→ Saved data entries
========================================================================

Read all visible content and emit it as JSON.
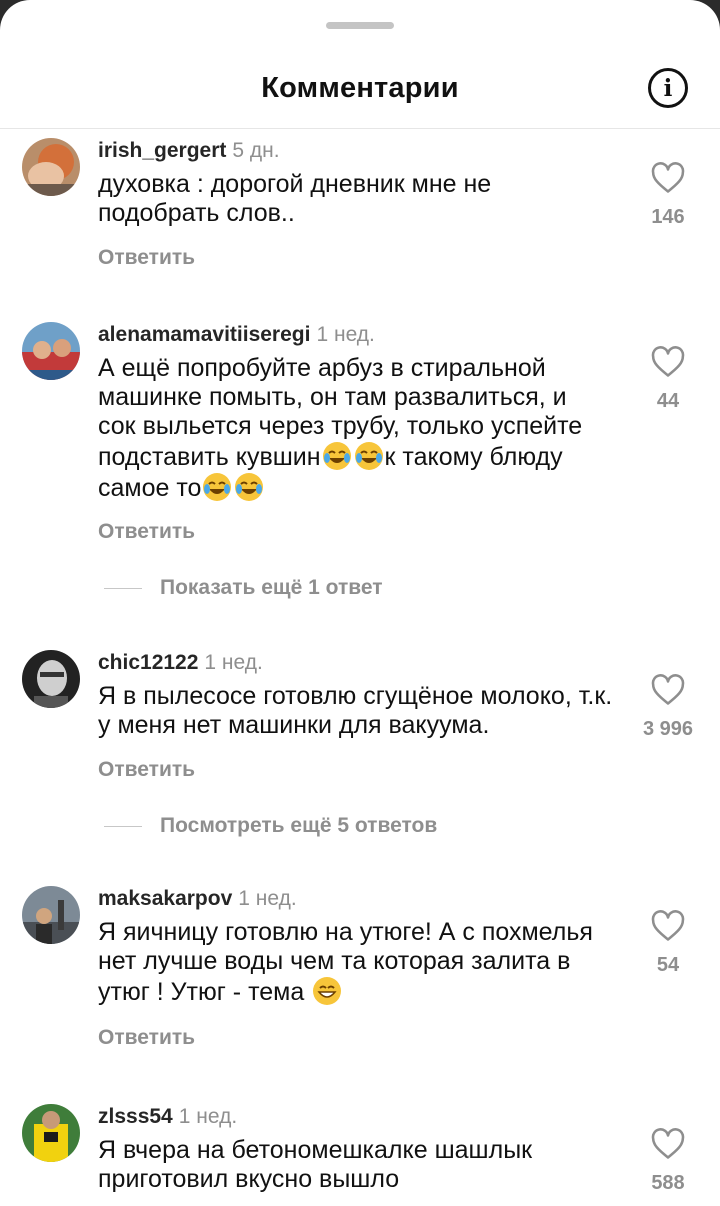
{
  "header": {
    "title": "Комментарии",
    "info_icon": "info-icon"
  },
  "comments": [
    {
      "username": "irish_gergert",
      "time": "5 дн.",
      "text": "духовка : дорогой дневник мне не подобрать слов..",
      "likes": "146",
      "reply_label": "Ответить"
    },
    {
      "username": "alenamamavitiiseregi",
      "time": "1 нед.",
      "text_parts": [
        "А ещё попробуйте арбуз в стиральной машинке помыть, он там развалиться, и сок выльется через трубу, только успейте подставить кувшин",
        "к такому блюду самое то"
      ],
      "likes": "44",
      "reply_label": "Ответить",
      "more_replies": "Показать ещё 1 ответ"
    },
    {
      "username": "chic12122",
      "time": "1 нед.",
      "text": "Я в пылесосе готовлю сгущёное молоко, т.к. у меня нет машинки для вакуума.",
      "likes": "3 996",
      "reply_label": "Ответить",
      "more_replies": "Посмотреть ещё 5 ответов"
    },
    {
      "username": "maksakarpov",
      "time": "1 нед.",
      "text": "Я яичницу готовлю на утюге! А с похмелья нет лучше воды чем та которая залита в утюг ! Утюг - тема",
      "likes": "54",
      "reply_label": "Ответить"
    },
    {
      "username": "zlsss54",
      "time": "1 нед.",
      "text": "Я вчера на бетономешкалке шашлык приготовил вкусно вышло",
      "likes": "588"
    }
  ],
  "emoji": {
    "laugh": "face-with-tears-of-joy",
    "grin": "grinning-face"
  },
  "colors": {
    "muted": "#8e8e8e",
    "text": "#111111"
  }
}
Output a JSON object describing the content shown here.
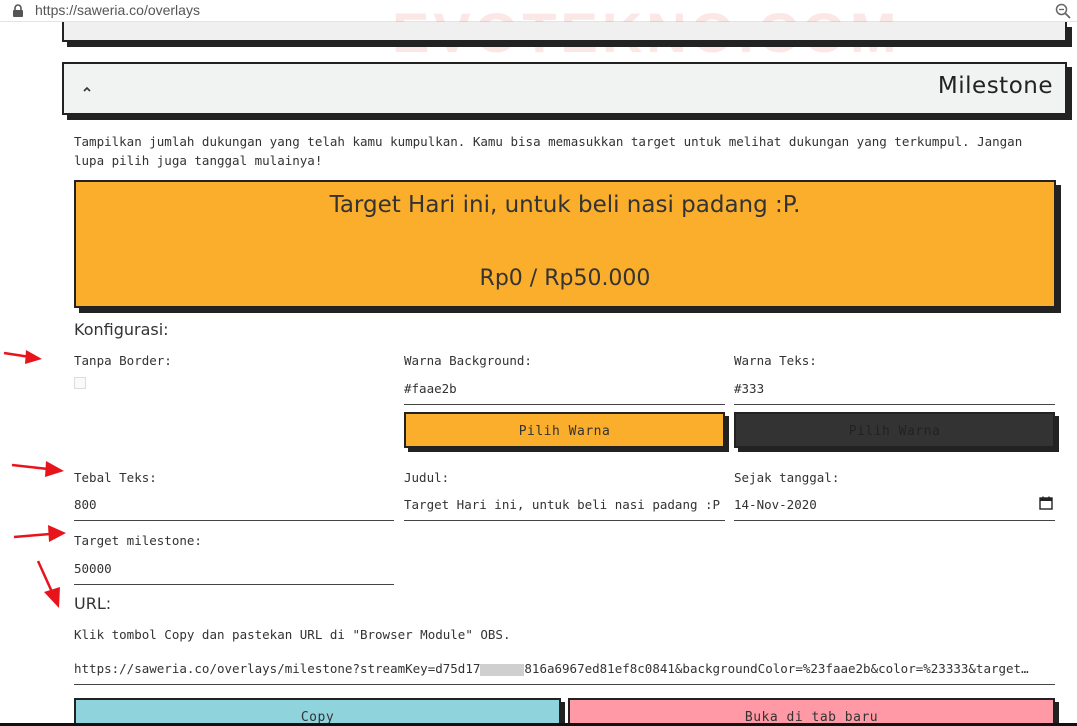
{
  "browser": {
    "url": "https://saweria.co/overlays",
    "watermark": "EVOTEKNO.COM"
  },
  "milestone": {
    "title": "Milestone",
    "description": "Tampilkan jumlah dukungan yang telah kamu kumpulkan. Kamu bisa memasukkan target untuk melihat dukungan yang terkumpul. Jangan lupa pilih juga tanggal mulainya!",
    "preview": {
      "title": "Target Hari ini, untuk beli nasi padang :P.",
      "amount": "Rp0 / Rp50.000",
      "background_color": "#faae2b",
      "text_color": "#333"
    }
  },
  "config": {
    "heading": "Konfigurasi:",
    "no_border_label": "Tanpa Border:",
    "bg_color_label": "Warna Background:",
    "bg_color_value": "#faae2b",
    "text_color_label": "Warna Teks:",
    "text_color_value": "#333",
    "pick_color_label": "Pilih Warna",
    "font_weight_label": "Tebal Teks:",
    "font_weight_value": "800",
    "title_label": "Judul:",
    "title_value": "Target Hari ini, untuk beli nasi padang :P",
    "since_label": "Sejak tanggal:",
    "since_value": "14-Nov-2020",
    "target_label": "Target milestone:",
    "target_value": "50000"
  },
  "url_section": {
    "heading": "URL:",
    "instruction": "Klik tombol Copy dan pastekan URL di \"Browser Module\" OBS.",
    "url_start": "https://saweria.co/overlays/milestone?streamKey=d75d17",
    "url_end": "816a6967ed81ef8c0841&backgroundColor=%23faae2b&color=%23333&target…",
    "copy_label": "Copy",
    "open_tab_label": "Buka di tab baru"
  },
  "colors": {
    "accent_orange": "#faae2b",
    "dark": "#333333",
    "copy_button": "#8fd3dd",
    "open_button": "#ff99a6",
    "annotation_arrow": "#e8141c"
  }
}
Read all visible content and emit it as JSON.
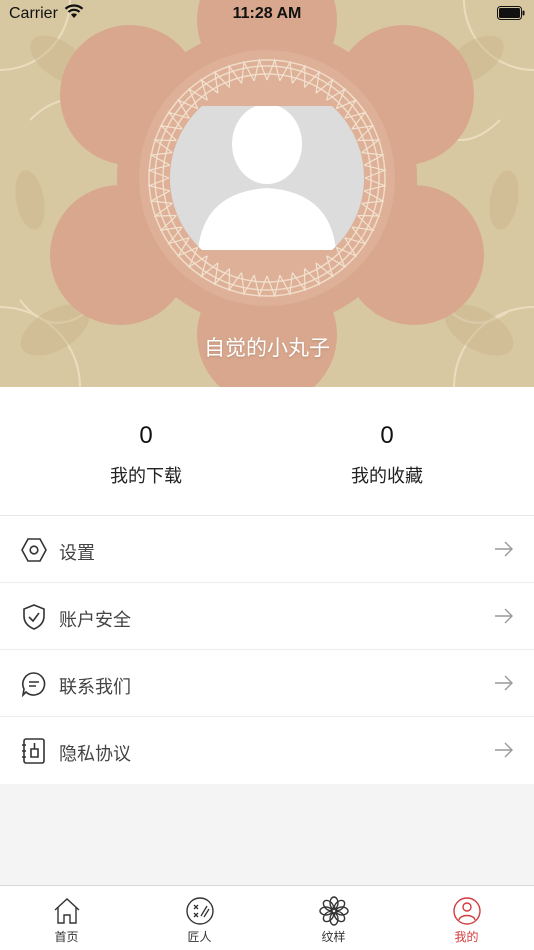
{
  "status_bar": {
    "carrier": "Carrier",
    "time": "11:28 AM"
  },
  "profile": {
    "username": "自觉的小丸子"
  },
  "stats": [
    {
      "value": "0",
      "label": "我的下载"
    },
    {
      "value": "0",
      "label": "我的收藏"
    }
  ],
  "menu": [
    {
      "label": "设置",
      "icon": "hexagon-settings-icon"
    },
    {
      "label": "账户安全",
      "icon": "shield-check-icon"
    },
    {
      "label": "联系我们",
      "icon": "chat-bubble-icon"
    },
    {
      "label": "隐私协议",
      "icon": "document-icon"
    }
  ],
  "tabs": [
    {
      "label": "首页",
      "icon": "home-icon"
    },
    {
      "label": "匠人",
      "icon": "craftsman-icon"
    },
    {
      "label": "纹样",
      "icon": "flower-pattern-icon"
    },
    {
      "label": "我的",
      "icon": "user-icon"
    }
  ],
  "colors": {
    "accent": "#d33a3a",
    "header_bg": "#d9c9a4",
    "pattern_rose": "#d9a48a"
  }
}
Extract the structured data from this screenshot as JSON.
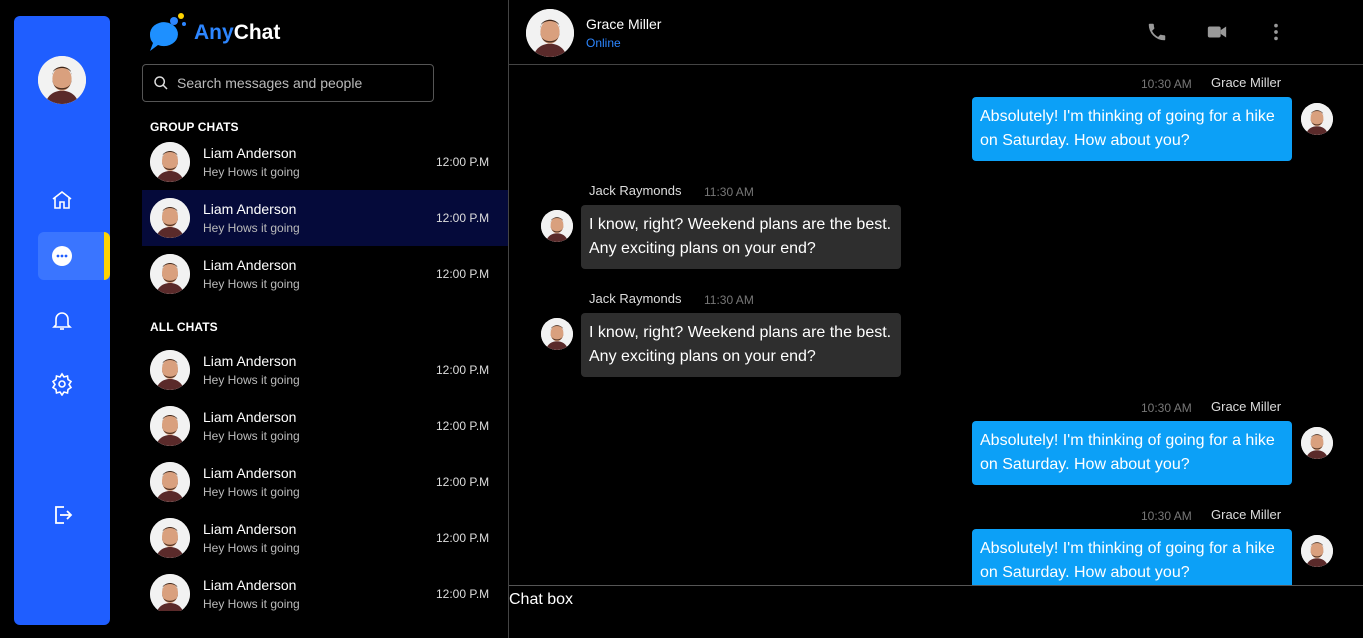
{
  "app": {
    "logo_part1": "Any",
    "logo_part2": "Chat",
    "accent": "#1f5eff",
    "bubble_out": "#0ca0f7",
    "bubble_in": "#2e2e2e"
  },
  "rail": {
    "items": [
      {
        "icon": "home-icon"
      },
      {
        "icon": "chat-icon",
        "active": true
      },
      {
        "icon": "bell-icon"
      },
      {
        "icon": "gear-icon"
      },
      {
        "icon": "logout-icon"
      }
    ]
  },
  "search": {
    "placeholder": "Search messages and people"
  },
  "groups": {
    "title": "GROUP CHATS",
    "items": [
      {
        "name": "Liam Anderson",
        "preview": "Hey Hows it going",
        "time": "12:00 P.M"
      },
      {
        "name": "Liam Anderson",
        "preview": "Hey Hows it going",
        "time": "12:00 P.M"
      },
      {
        "name": "Liam Anderson",
        "preview": "Hey Hows it going",
        "time": "12:00 P.M"
      }
    ]
  },
  "all": {
    "title": "ALL CHATS",
    "items": [
      {
        "name": "Liam Anderson",
        "preview": "Hey Hows it going",
        "time": "12:00 P.M"
      },
      {
        "name": "Liam Anderson",
        "preview": "Hey Hows it going",
        "time": "12:00 P.M"
      },
      {
        "name": "Liam Anderson",
        "preview": "Hey Hows it going",
        "time": "12:00 P.M"
      },
      {
        "name": "Liam Anderson",
        "preview": "Hey Hows it going",
        "time": "12:00 P.M"
      },
      {
        "name": "Liam Anderson",
        "preview": "Hey Hows it going",
        "time": "12:00 P.M"
      }
    ]
  },
  "conversation": {
    "contact": "Grace Miller",
    "status": "Online",
    "messages": [
      {
        "dir": "out",
        "sender": "Grace Miller",
        "time": "10:30 AM",
        "text": "Absolutely! I'm thinking of going for a hike on Saturday. How about you?"
      },
      {
        "dir": "in",
        "sender": "Jack Raymonds",
        "time": "11:30 AM",
        "text": "I know, right? Weekend plans are the best. Any exciting plans on your end?"
      },
      {
        "dir": "in",
        "sender": "Jack Raymonds",
        "time": "11:30 AM",
        "text": "I know, right? Weekend plans are the best. Any exciting plans on your end?"
      },
      {
        "dir": "out",
        "sender": "Grace Miller",
        "time": "10:30 AM",
        "text": "Absolutely! I'm thinking of going for a hike on Saturday. How about you?"
      },
      {
        "dir": "out",
        "sender": "Grace Miller",
        "time": "10:30 AM",
        "text": "Absolutely! I'm thinking of going for a hike on Saturday. How about you?"
      }
    ]
  },
  "composer": {
    "placeholder": "Chat box"
  }
}
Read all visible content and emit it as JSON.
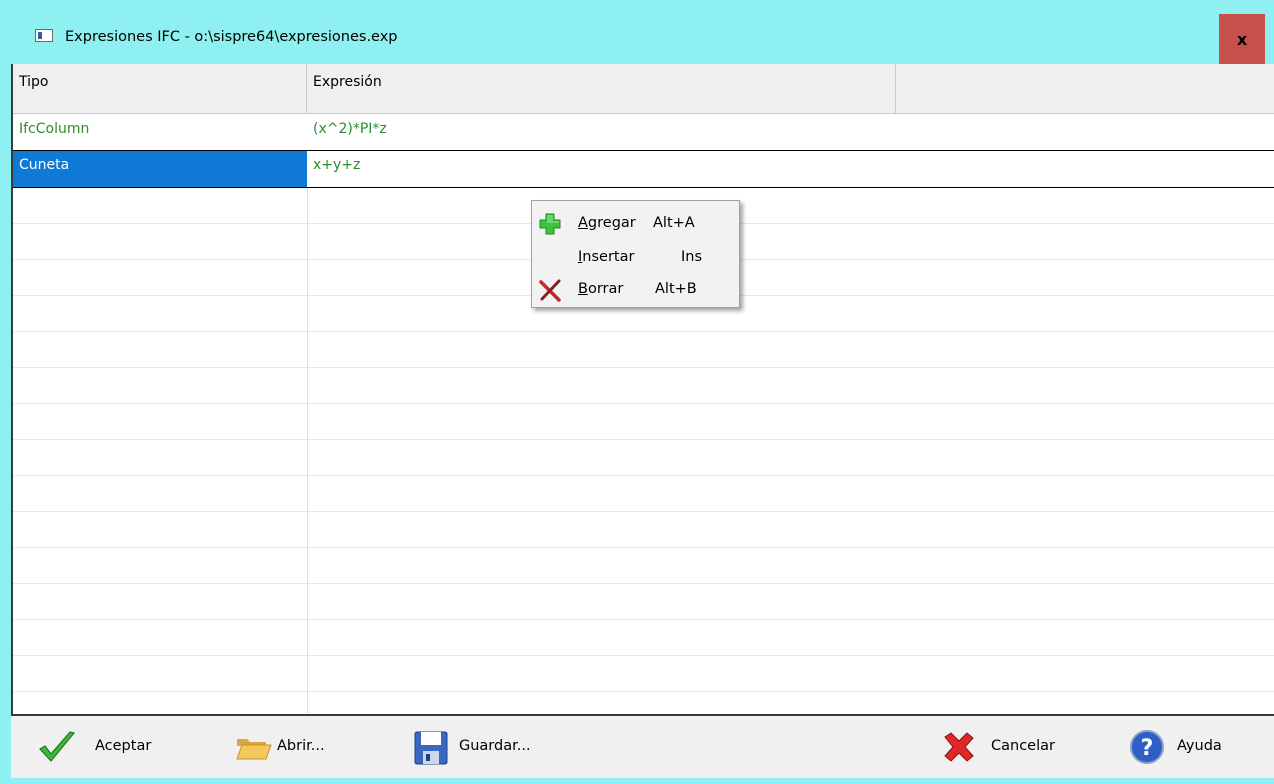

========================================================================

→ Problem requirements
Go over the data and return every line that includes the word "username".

→ Output for this exercise
      "username": "irish_gergert",
      "username": "alenamamavitiiseregi",
      "username": "chic12122",
      "username": "maksakarpov",
      "username": "zlsss54",
    "username": "自觉的小丸子"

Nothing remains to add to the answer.